The Best Way to Get a Freelance Writing Assignment
Today, I sent her a quick e-mail letting her know that my assignment schedule is wide open after May 15, and telling her that besides web copy, I write articles, brochures, books, press releases, and more.
Not ten minutes later, I received a reply: “We need a brochure for our oncology division. What do you charge for a tri-fold?”
If I hadn’t asked for more work, chances are I would never had heard from this client again. But because I did, I have a new potential assignment.
Many writers hem and haw and never ask for what they want. They write query letters that don’t ask for the assignment. They finish one assignment and never ask for another one. They send out letters of introduction to markets and never tell the editor why they’re bothering to introduce themselves.
If you want something, you need to ask for it. Here’s how:
End your queries with a request.
I typically end my queries by telling the editor why my idea is perfect for her readers and why I’m the perfect person to write it, and then I ask: “May I write Fusilli vs. Tagliatelle: Pasta Showdown” for Noodle Manufacturer Fortnightly?” Of course, there are many ways to phrase the question — and technically, it doesn’t even have to be a question — but the important thing is that you ask the editor for the assignment.
This makes things crystal clear for the editor: You’re not a PR person pitching a product or a source.
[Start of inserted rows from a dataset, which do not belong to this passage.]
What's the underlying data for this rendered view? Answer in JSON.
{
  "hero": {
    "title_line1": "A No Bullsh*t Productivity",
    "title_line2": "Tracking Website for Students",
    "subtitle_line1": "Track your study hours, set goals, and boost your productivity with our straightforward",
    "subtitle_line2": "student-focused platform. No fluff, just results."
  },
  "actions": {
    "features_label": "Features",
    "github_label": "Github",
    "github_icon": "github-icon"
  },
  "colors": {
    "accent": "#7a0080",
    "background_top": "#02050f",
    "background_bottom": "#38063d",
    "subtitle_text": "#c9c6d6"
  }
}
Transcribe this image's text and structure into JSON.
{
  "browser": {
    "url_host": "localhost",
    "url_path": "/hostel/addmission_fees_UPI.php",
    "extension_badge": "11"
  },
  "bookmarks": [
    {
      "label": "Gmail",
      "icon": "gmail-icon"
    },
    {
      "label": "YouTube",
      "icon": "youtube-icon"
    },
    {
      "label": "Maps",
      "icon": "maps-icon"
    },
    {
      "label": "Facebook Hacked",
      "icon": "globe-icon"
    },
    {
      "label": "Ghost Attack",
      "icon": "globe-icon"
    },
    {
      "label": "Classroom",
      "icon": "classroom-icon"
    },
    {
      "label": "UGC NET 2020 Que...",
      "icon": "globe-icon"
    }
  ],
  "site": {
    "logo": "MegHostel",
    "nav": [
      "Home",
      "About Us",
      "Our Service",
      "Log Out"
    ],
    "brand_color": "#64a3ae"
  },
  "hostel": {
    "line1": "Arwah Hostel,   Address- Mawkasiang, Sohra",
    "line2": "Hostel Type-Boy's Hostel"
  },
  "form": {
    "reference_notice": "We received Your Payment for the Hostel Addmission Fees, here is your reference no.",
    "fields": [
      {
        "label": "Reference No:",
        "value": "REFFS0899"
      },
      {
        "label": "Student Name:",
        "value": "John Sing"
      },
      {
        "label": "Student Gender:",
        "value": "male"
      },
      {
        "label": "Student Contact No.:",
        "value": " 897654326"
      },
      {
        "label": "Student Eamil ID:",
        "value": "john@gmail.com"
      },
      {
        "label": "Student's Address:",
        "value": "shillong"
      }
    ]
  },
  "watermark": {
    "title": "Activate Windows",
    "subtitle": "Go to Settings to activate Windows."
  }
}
You’re not a reader sharing an idea — out of the kindness of her heart — that the editor can give to a staffer. You’re proposing that you write the article.
When I send out a letter of introduction to a trade or consumer pub, I usually ask, “May I send you some clips?” I’m not asking this editor, who has never seen my work before — and who I’m not even sending a fleshed-out idea to — to throw assignments at me. That would be too much. Instead, I make a request that’s easy to say Yes to: May I send you a few clips? I get a pretty good response rate with this.
I aim to stay in touch with my editors and copywriting clients and let them know I’m available for more work. Whenever I see that my schedule is about to start looking thin, I write to them and let them know that I’m finishing up a bunch of deadlines and will soon be available for more work. This has another benefit: When I tell the client that my schedule will be free after May 15, it implies that I’m a sought-after freelancer who usually has a full schedule. (And this is true; I DO have a lot of deadlines until May 15!)
Even if you have no work at all, don’t let the editor know that you’re facing the prospect of eating ramen noodles for dinner for the next month. Desperation is a turn off. Don’t lie and tell the editor you have deadlines if you really don’t, but also don’t let on that you’re dying for an assignment. Be cool.
You may be surprised that getting assignments is as simple as asking for them. Try it today and let us know how it went! [lf]
If you liked that post, you might also like:
- 7 Excuses to Stay in Touch with Editors and Clients
- The Real Purpose of an LOI or Sales Letter (And It’s Not to Make a Sale!)
- You Ask, I Answer: Should I Avoid Sending Queries on Certain Days?
- Reach Out and Touch an Editor Today (No, Not Like That!)
- 8 Ways to Land New Writing Assignments (Not Just Queries!)